In the past few weeks, anti-vaxxers have rallied behind a nonpeer-reviewed study by a group of Canadian researchers as evidence against COVID-19 vaccines. Turns out, the paper made a fatal mistake in reaching its conclusion.
Scientists at The University of Ottawa Heart Institute have retracted the preprint study, which falsely calculated a 1 in 1,000 risk of heart inflammation for Moderna's and Pfizer-BioNTech's mRNA COVID vaccines.
The study authors have withdrawn the manuscript “because of a major error pertaining to the quoted incidence data,” the team said in a retraction statement on Sept. 24.
For the research, the team collected two months of data from the Public Health Agency of Ottawa on people who had received an mRNA COVID-19 shot and calculated the incidence of myocarditis or pericarditis—inflammation of the heart muscle or the heart’s membrane—within one month after vaccination.
In the original paper, published on the preprint site medRxiv on Sept. 16, they identified 32 patients with the heart problem and 32,379 doses administered in total, leading to an estimated 1 in 1,000 rate.
However, the actual number of administered doses during the period was over 800,000, the researchers note in their retraction statement. That would put the correct incidence rate at about 1 in 25,000, or 4 in 100,000. A recent peer-reviewed study based on data in Israel has put the risk of myocarditis for Pfizer and BioNTech’s Comirnaty at 2.7 events per 100,000 persons.

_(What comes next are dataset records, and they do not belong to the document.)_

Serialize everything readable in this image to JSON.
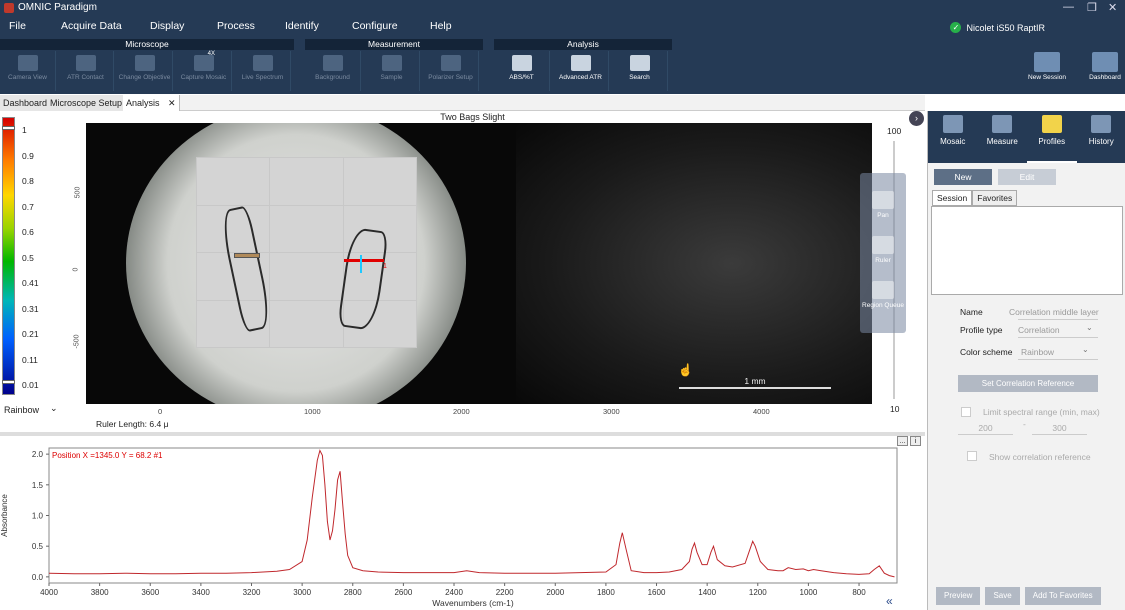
{
  "app": {
    "title": "OMNIC Paradigm",
    "instrument": "Nicolet iS50 RaptIR"
  },
  "menu": [
    "File",
    "Acquire Data",
    "Display",
    "Process",
    "Identify",
    "Configure",
    "Help"
  ],
  "window_controls": {
    "min": "—",
    "max": "❐",
    "close": "✕"
  },
  "ribbon": {
    "groups": [
      {
        "title": "Microscope",
        "buttons": [
          {
            "label": "Camera View",
            "on": false
          },
          {
            "label": "ATR Contact",
            "on": false
          },
          {
            "label": "Change Objective",
            "on": false
          },
          {
            "label": "Capture Mosaic",
            "on": false,
            "badge": "4X"
          },
          {
            "label": "Live Spectrum",
            "on": false
          }
        ]
      },
      {
        "title": "Measurement",
        "buttons": [
          {
            "label": "Background",
            "on": false
          },
          {
            "label": "Sample",
            "on": false
          },
          {
            "label": "Polarizer Setup",
            "on": false
          }
        ]
      },
      {
        "title": "Analysis",
        "buttons": [
          {
            "label": "ABS/%T",
            "on": true
          },
          {
            "label": "Advanced ATR",
            "on": true
          },
          {
            "label": "Search",
            "on": true
          }
        ]
      }
    ],
    "right_buttons": [
      "New Session",
      "Dashboard"
    ]
  },
  "tabs": [
    {
      "label": "Dashboard",
      "active": false
    },
    {
      "label": "Microscope Setup",
      "active": false
    },
    {
      "label": "Analysis",
      "active": true,
      "close": "✕"
    }
  ],
  "image": {
    "title": "Two Bags Slight",
    "colorbar_ticks": [
      "1",
      "0.9",
      "0.8",
      "0.7",
      "0.6",
      "0.5",
      "0.41",
      "0.31",
      "0.21",
      "0.11",
      "0.01"
    ],
    "color_scheme": "Rainbow",
    "x_ticks": [
      "0",
      "1000",
      "2000",
      "3000",
      "4000"
    ],
    "y_ticks": [
      "500",
      "0",
      "-500"
    ],
    "scale_bar": "1 mm",
    "ruler_length": "Ruler Length: 6.4 μ",
    "zoom_max": "100",
    "zoom_min": "10",
    "marker_label": "1",
    "tools": [
      "Pan",
      "Ruler",
      "Region Queue"
    ]
  },
  "chart_data": {
    "type": "line",
    "title": "",
    "annotation": "Position X =1345.0 Y = 68.2 #1",
    "xlabel": "Wavenumbers (cm-1)",
    "ylabel": "Absorbance",
    "xlim": [
      4000,
      650
    ],
    "ylim": [
      -0.1,
      2.1
    ],
    "x_ticks": [
      4000,
      3800,
      3600,
      3400,
      3200,
      3000,
      2800,
      2600,
      2400,
      2200,
      2000,
      1800,
      1600,
      1400,
      1200,
      1000,
      800
    ],
    "y_ticks": [
      "0.0",
      "0.5",
      "1.0",
      "1.5",
      "2.0"
    ],
    "series": [
      {
        "color": "#c0282d",
        "x": [
          4000,
          3900,
          3800,
          3700,
          3600,
          3500,
          3400,
          3300,
          3200,
          3100,
          3050,
          3000,
          2980,
          2960,
          2940,
          2930,
          2920,
          2910,
          2900,
          2890,
          2880,
          2870,
          2860,
          2850,
          2840,
          2830,
          2820,
          2800,
          2760,
          2700,
          2600,
          2500,
          2400,
          2350,
          2300,
          2200,
          2100,
          2000,
          1900,
          1800,
          1760,
          1745,
          1735,
          1720,
          1700,
          1650,
          1600,
          1550,
          1500,
          1470,
          1460,
          1450,
          1440,
          1420,
          1400,
          1385,
          1375,
          1360,
          1330,
          1300,
          1250,
          1235,
          1220,
          1210,
          1190,
          1160,
          1120,
          1100,
          1080,
          1050,
          1020,
          1000,
          980,
          950,
          900,
          850,
          800,
          760,
          740,
          720,
          700,
          680,
          660
        ],
        "y": [
          0.06,
          0.05,
          0.05,
          0.06,
          0.05,
          0.05,
          0.06,
          0.06,
          0.07,
          0.09,
          0.12,
          0.25,
          0.6,
          1.3,
          1.9,
          2.06,
          1.98,
          1.5,
          0.9,
          0.6,
          0.75,
          1.1,
          1.58,
          1.72,
          1.2,
          0.7,
          0.35,
          0.15,
          0.1,
          0.08,
          0.07,
          0.07,
          0.07,
          0.1,
          0.07,
          0.06,
          0.06,
          0.06,
          0.07,
          0.08,
          0.2,
          0.55,
          0.72,
          0.45,
          0.1,
          0.07,
          0.07,
          0.08,
          0.12,
          0.25,
          0.45,
          0.55,
          0.4,
          0.2,
          0.2,
          0.4,
          0.5,
          0.28,
          0.18,
          0.16,
          0.22,
          0.4,
          0.58,
          0.5,
          0.25,
          0.12,
          0.1,
          0.1,
          0.15,
          0.12,
          0.13,
          0.1,
          0.12,
          0.1,
          0.07,
          0.05,
          0.04,
          0.05,
          0.12,
          0.18,
          0.06,
          0.02,
          0.0
        ]
      }
    ]
  },
  "spec_buttons": [
    "...",
    "i"
  ],
  "collapse_icon": "«",
  "right_panel": {
    "tabs": [
      {
        "label": "Mosaic",
        "on": false
      },
      {
        "label": "Measure",
        "on": false
      },
      {
        "label": "Profiles",
        "on": true
      },
      {
        "label": "History",
        "on": false
      }
    ],
    "new_label": "New",
    "edit_label": "Edit",
    "subtabs": [
      {
        "label": "Session",
        "on": true
      },
      {
        "label": "Favorites",
        "on": false
      }
    ],
    "name_label": "Name",
    "name_value": "Correlation middle layer",
    "profile_type_label": "Profile type",
    "profile_type_value": "Correlation",
    "color_scheme_label": "Color scheme",
    "color_scheme_value": "Rainbow",
    "set_ref": "Set Correlation Reference",
    "limit_label": "Limit spectral range (min, max)",
    "limit_min": "200",
    "limit_max": "300",
    "limit_dash": "-",
    "show_ref": "Show correlation reference",
    "bottom": [
      "Preview",
      "Save",
      "Add To Favorites"
    ]
  }
}
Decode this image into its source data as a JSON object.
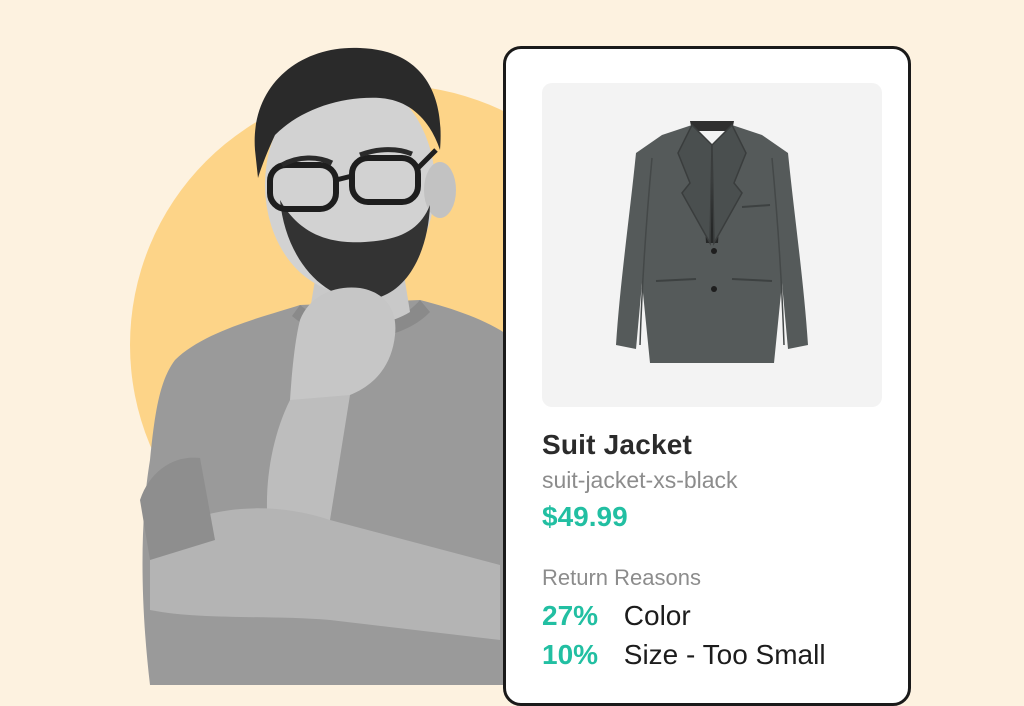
{
  "product": {
    "name": "Suit Jacket",
    "sku": "suit-jacket-xs-black",
    "price": "$49.99",
    "image_icon": "jacket-icon"
  },
  "return_reasons": {
    "heading": "Return Reasons",
    "items": [
      {
        "percent": "27%",
        "reason": "Color"
      },
      {
        "percent": "10%",
        "reason": "Size - Too Small"
      }
    ]
  },
  "colors": {
    "background": "#fdf2e0",
    "circle": "#fdd488",
    "accent": "#22bfa2",
    "card_border": "#1a1a1a"
  }
}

In its short life on the medRxiv site, the study with the wrong data was retweeted over 15,000 times, according to Almetric.
Preprints are set up as a way for scientists to share early information on research findings. But critics have been pointing to the lack of the rigorous peer-review process, which could pick out such flaws.

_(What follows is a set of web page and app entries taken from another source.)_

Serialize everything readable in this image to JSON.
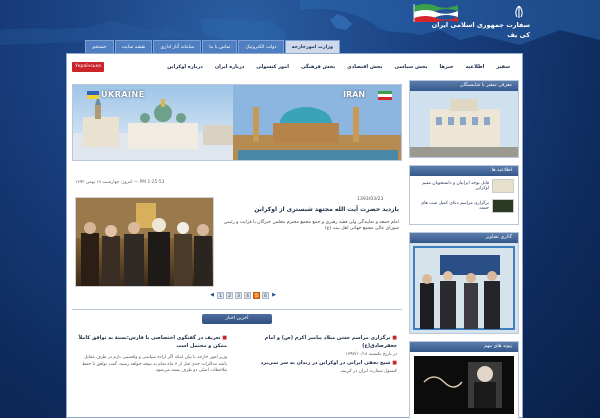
{
  "header": {
    "title_line1": "سفارت جمهوری اسلامی ایران",
    "title_line2": "کی یف"
  },
  "top_tabs": [
    {
      "label": "وزارت امورخارجه",
      "active": true
    },
    {
      "label": "دولت الکترونیک",
      "active": false
    },
    {
      "label": "تماس با ما",
      "active": false
    },
    {
      "label": "سامانه آثار اداری",
      "active": false
    },
    {
      "label": "نقشه سایت",
      "active": false
    },
    {
      "label": "جستجو",
      "active": false
    }
  ],
  "main_nav": [
    "سفیر",
    "اطلاعیه",
    "خبرها",
    "بخش سیاسی",
    "بخش اقتصادی",
    "بخش فرهنگی",
    "امور کنسولی",
    "درباره ایران",
    "درباره اوکراین"
  ],
  "language_button": "Українська",
  "banner": {
    "label_ukraine": "UKRAINE",
    "label_iran": "IRAN"
  },
  "date_line": "امروز: چهارشنبه ۱۸ بهمن ۱۳۹۲ — PM 1:25:53",
  "news": {
    "date": "1393/03/23",
    "title": "بازدید حضرت آیت الله مجتهد شبستری از اوکراین",
    "description": "امام جمعه و نمایندگی ولی‌ فقیه رهبری و جمع مجمع محترم مجلس خبرگان با قرایت و رئیس شورای عالی مجمع جهانی اهل بیت (ع)"
  },
  "pager": {
    "pages": [
      "1",
      "2",
      "3",
      "4",
      "5",
      "6"
    ],
    "active_index": 4
  },
  "latest_news": {
    "heading": "آخرین اخبار",
    "left": {
      "lead": "تعریف در گفتگوی اختصاصی با فارس:بستهٔ به توافق کاملاً ممکن و محتمل است",
      "body": "وزیر امور خارجه با بیان اینکه اگر اراده سیاسی و واقعبینی بازم در طرف مقابل باشد مذاکرات جدی قبل از ۶ ماه تمام به نتیجه خواهد رسید، گفت توافق با حفظ ملاحظات اصلی دو طرف بسته می‌شود."
    },
    "right": {
      "lead": "برگزاری مراسم جشن میلاد پیامبر اکرم (ص) و امام جعفرصادق(ع)",
      "date": "در تاریخ یکشنبه ۱۳۹۳/۱۰/۱۸",
      "lead2": "شیخ نجفی ایرانی در اوکراین در زندان به سر نمی‌برد",
      "sub2": "کنسول سفارت ایران در کی‌یف"
    }
  },
  "sidebar": {
    "ambassador_heading": "معرفی سفیر با شایستگان",
    "notices_heading": "اطلاعیه ها",
    "notices": [
      "قابل توجه ایرانیان و دانشجویان مقیم اوکراین",
      "برگزاری مراسم دعای کمیل شب های جمعه"
    ],
    "gallery_heading": "گالری تصاویر",
    "links_heading": "پیوند های مهم"
  },
  "colors": {
    "accent_orange": "#f07b1c",
    "nav_blue": "#34578a",
    "brand_red": "#c9252b"
  }
}
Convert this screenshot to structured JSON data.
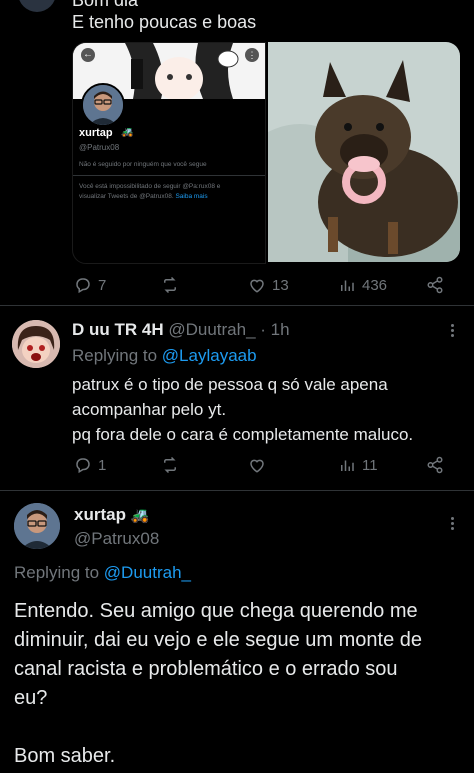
{
  "tweet1": {
    "header_cut": "Bom dia",
    "text": "E tenho poucas e boas",
    "embed": {
      "name": "xurtap",
      "handle": "@Patrux08",
      "follow_note": "Não é seguido por ninguém que você segue",
      "blocked_note_1": "Você está impossibilitado de seguir @Pa:rux08 e",
      "blocked_note_2": "visualizar Tweets de @Patrux08.",
      "learn_more": "Saiba mais"
    },
    "stats": {
      "replies": "7",
      "likes": "13",
      "views": "436"
    }
  },
  "tweet2": {
    "name": "D uu TR 4H",
    "handle": "@Duutrah_",
    "time": "· 1h",
    "replying_label": "Replying to",
    "replying_to": "@Laylayaab",
    "lines": [
      "patrux é o tipo de pessoa q só vale apena",
      "acompanhar pelo yt.",
      "pq fora dele o cara é completamente maluco."
    ],
    "stats": {
      "replies": "1",
      "views": "11"
    }
  },
  "tweet3": {
    "name": "xurtap",
    "handle": "@Patrux08",
    "replying_label": "Replying to",
    "replying_to": "@Duutrah_",
    "lines": [
      "Entendo. Seu amigo que chega querendo me",
      "diminuir, dai eu vejo e ele segue um monte de",
      "canal racista e problemático e o errado sou",
      "eu?",
      "",
      "Bom saber."
    ]
  },
  "colors": {
    "bg": "#000000",
    "text": "#e7e9ea",
    "muted": "#71767b",
    "link": "#1d9bf0"
  }
}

The U.S. FDA in June added a warning about the rare risk of heart inflammation in the fact sheets for Pfizer-BioNTech’s and Moderna’s COVID-19 vaccines. At the time, the combined heart inflammation cases for the two mRNA vaccines were 12.6 per million doses, according to the CDC. The side effect is believed to affect males under the age of 30 more than other populations.

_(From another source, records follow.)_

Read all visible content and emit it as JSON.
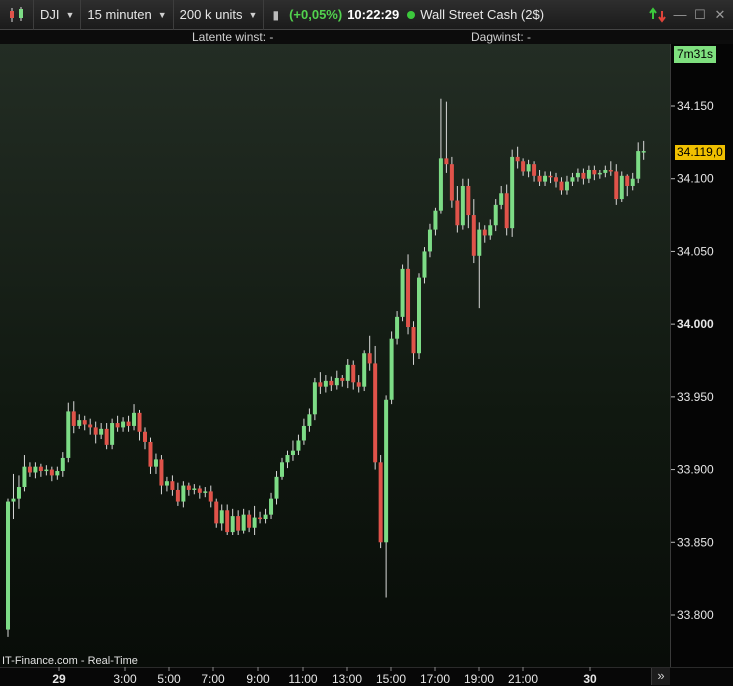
{
  "toolbar": {
    "instrument": "DJI",
    "timeframe": "15 minuten",
    "units": "200 k units",
    "change": "(+0,05%)",
    "time": "10:22:29",
    "market_name": "Wall Street Cash (2$)"
  },
  "infobar": {
    "latent_profit": "Latente winst: -",
    "day_profit": "Dagwinst: -"
  },
  "timer": "7m31s",
  "current_price": "34.119,0",
  "watermark": "IT-Finance.com - Real-Time",
  "colors": {
    "up": "#7ddc86",
    "down": "#e0534a",
    "wick": "#d8d8d8",
    "price_tag": "#f0c000",
    "timer_bg": "#7fe07f"
  },
  "icons": [
    "candle-chart-icon",
    "sync-arrows-icon",
    "minimize-icon",
    "maximize-icon",
    "close-icon",
    "scroll-right-icon"
  ],
  "chart_data": {
    "type": "candlestick",
    "y_ticks": [
      "34.150",
      "34.100",
      "34.050",
      "34.000",
      "33.950",
      "33.900",
      "33.850",
      "33.800"
    ],
    "y_tick_values": [
      34150,
      34100,
      34050,
      34000,
      33950,
      33900,
      33850,
      33800
    ],
    "x_ticks": [
      "29",
      "3:00",
      "5:00",
      "7:00",
      "9:00",
      "11:00",
      "13:00",
      "15:00",
      "17:00",
      "19:00",
      "21:00",
      "30"
    ],
    "grid": false,
    "candles": [
      [
        33790,
        33878,
        33785,
        33880
      ],
      [
        33878,
        33880,
        33866,
        33897
      ],
      [
        33880,
        33888,
        33873,
        33896
      ],
      [
        33888,
        33902,
        33885,
        33910
      ],
      [
        33902,
        33898,
        33895,
        33905
      ],
      [
        33898,
        33902,
        33894,
        33905
      ],
      [
        33902,
        33899,
        33895,
        33904
      ],
      [
        33899,
        33900,
        33896,
        33903
      ],
      [
        33900,
        33896,
        33892,
        33902
      ],
      [
        33896,
        33899,
        33893,
        33902
      ],
      [
        33899,
        33908,
        33895,
        33912
      ],
      [
        33908,
        33940,
        33905,
        33946
      ],
      [
        33940,
        33930,
        33925,
        33947
      ],
      [
        33930,
        33934,
        33928,
        33938
      ],
      [
        33934,
        33931,
        33927,
        33937
      ],
      [
        33931,
        33929,
        33924,
        33935
      ],
      [
        33929,
        33924,
        33918,
        33933
      ],
      [
        33924,
        33928,
        33921,
        33932
      ],
      [
        33928,
        33917,
        33914,
        33932
      ],
      [
        33917,
        33932,
        33914,
        33935
      ],
      [
        33932,
        33929,
        33926,
        33937
      ],
      [
        33929,
        33933,
        33926,
        33936
      ],
      [
        33933,
        33930,
        33926,
        33937
      ],
      [
        33930,
        33939,
        33927,
        33945
      ],
      [
        33939,
        33926,
        33920,
        33941
      ],
      [
        33926,
        33919,
        33914,
        33929
      ],
      [
        33919,
        33902,
        33897,
        33922
      ],
      [
        33902,
        33907,
        33897,
        33911
      ],
      [
        33907,
        33889,
        33883,
        33910
      ],
      [
        33889,
        33892,
        33885,
        33895
      ],
      [
        33892,
        33886,
        33882,
        33896
      ],
      [
        33886,
        33878,
        33875,
        33891
      ],
      [
        33878,
        33889,
        33874,
        33892
      ],
      [
        33889,
        33886,
        33882,
        33891
      ],
      [
        33886,
        33887,
        33883,
        33890
      ],
      [
        33887,
        33884,
        33880,
        33889
      ],
      [
        33884,
        33885,
        33881,
        33888
      ],
      [
        33885,
        33878,
        33874,
        33889
      ],
      [
        33878,
        33863,
        33860,
        33880
      ],
      [
        33863,
        33872,
        33858,
        33876
      ],
      [
        33872,
        33857,
        33855,
        33876
      ],
      [
        33857,
        33868,
        33855,
        33873
      ],
      [
        33868,
        33858,
        33855,
        33872
      ],
      [
        33858,
        33869,
        33856,
        33873
      ],
      [
        33869,
        33860,
        33857,
        33872
      ],
      [
        33860,
        33867,
        33855,
        33875
      ],
      [
        33867,
        33866,
        33863,
        33871
      ],
      [
        33866,
        33869,
        33863,
        33873
      ],
      [
        33869,
        33880,
        33866,
        33884
      ],
      [
        33880,
        33895,
        33876,
        33899
      ],
      [
        33895,
        33905,
        33893,
        33908
      ],
      [
        33905,
        33910,
        33901,
        33913
      ],
      [
        33910,
        33913,
        33906,
        33920
      ],
      [
        33913,
        33920,
        33910,
        33924
      ],
      [
        33920,
        33930,
        33917,
        33935
      ],
      [
        33930,
        33938,
        33926,
        33942
      ],
      [
        33938,
        33960,
        33934,
        33963
      ],
      [
        33960,
        33957,
        33952,
        33967
      ],
      [
        33957,
        33961,
        33953,
        33965
      ],
      [
        33961,
        33958,
        33954,
        33964
      ],
      [
        33958,
        33963,
        33955,
        33968
      ],
      [
        33963,
        33961,
        33957,
        33965
      ],
      [
        33961,
        33972,
        33956,
        33976
      ],
      [
        33972,
        33960,
        33955,
        33975
      ],
      [
        33960,
        33957,
        33953,
        33965
      ],
      [
        33957,
        33980,
        33954,
        33982
      ],
      [
        33980,
        33973,
        33968,
        33992
      ],
      [
        33973,
        33905,
        33900,
        33985
      ],
      [
        33905,
        33850,
        33846,
        33910
      ],
      [
        33850,
        33948,
        33812,
        33951
      ],
      [
        33948,
        33990,
        33945,
        33995
      ],
      [
        33990,
        34005,
        33986,
        34009
      ],
      [
        34005,
        34038,
        34002,
        34041
      ],
      [
        34038,
        33998,
        33993,
        34048
      ],
      [
        33998,
        33980,
        33972,
        34002
      ],
      [
        33980,
        34032,
        33976,
        34035
      ],
      [
        34032,
        34050,
        34028,
        34053
      ],
      [
        34050,
        34065,
        34046,
        34069
      ],
      [
        34065,
        34078,
        34061,
        34080
      ],
      [
        34078,
        34114,
        34076,
        34155
      ],
      [
        34114,
        34110,
        34104,
        34153
      ],
      [
        34110,
        34085,
        34080,
        34115
      ],
      [
        34085,
        34068,
        34063,
        34095
      ],
      [
        34068,
        34095,
        34065,
        34100
      ],
      [
        34095,
        34075,
        34066,
        34100
      ],
      [
        34075,
        34047,
        34042,
        34086
      ],
      [
        34047,
        34065,
        34011,
        34070
      ],
      [
        34065,
        34061,
        34056,
        34068
      ],
      [
        34061,
        34068,
        34058,
        34072
      ],
      [
        34068,
        34082,
        34064,
        34086
      ],
      [
        34082,
        34090,
        34079,
        34095
      ],
      [
        34090,
        34066,
        34061,
        34096
      ],
      [
        34066,
        34115,
        34060,
        34120
      ],
      [
        34115,
        34112,
        34107,
        34122
      ],
      [
        34112,
        34105,
        34102,
        34114
      ],
      [
        34105,
        34110,
        34101,
        34113
      ],
      [
        34110,
        34102,
        34098,
        34112
      ],
      [
        34102,
        34098,
        34095,
        34106
      ],
      [
        34098,
        34102,
        34095,
        34105
      ],
      [
        34102,
        34101,
        34097,
        34105
      ],
      [
        34101,
        34098,
        34094,
        34104
      ],
      [
        34098,
        34092,
        34089,
        34101
      ],
      [
        34092,
        34098,
        34089,
        34102
      ],
      [
        34098,
        34101,
        34095,
        34104
      ],
      [
        34101,
        34104,
        34098,
        34107
      ],
      [
        34104,
        34100,
        34096,
        34107
      ],
      [
        34100,
        34106,
        34097,
        34109
      ],
      [
        34106,
        34103,
        34099,
        34109
      ],
      [
        34103,
        34104,
        34100,
        34106
      ],
      [
        34104,
        34106,
        34101,
        34109
      ],
      [
        34106,
        34105,
        34102,
        34112
      ],
      [
        34105,
        34086,
        34082,
        34110
      ],
      [
        34086,
        34102,
        34084,
        34105
      ],
      [
        34102,
        34095,
        34088,
        34103
      ],
      [
        34095,
        34100,
        34092,
        34104
      ],
      [
        34100,
        34119,
        34097,
        34125
      ],
      [
        34119,
        34119,
        34113,
        34126
      ]
    ]
  }
}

Noting the heart inflammation problem is very rare, the CDC has concluded that the benefits of the vaccine outweigh these risks and continues to recommend that everyone aged 12 years and older get vaccinated.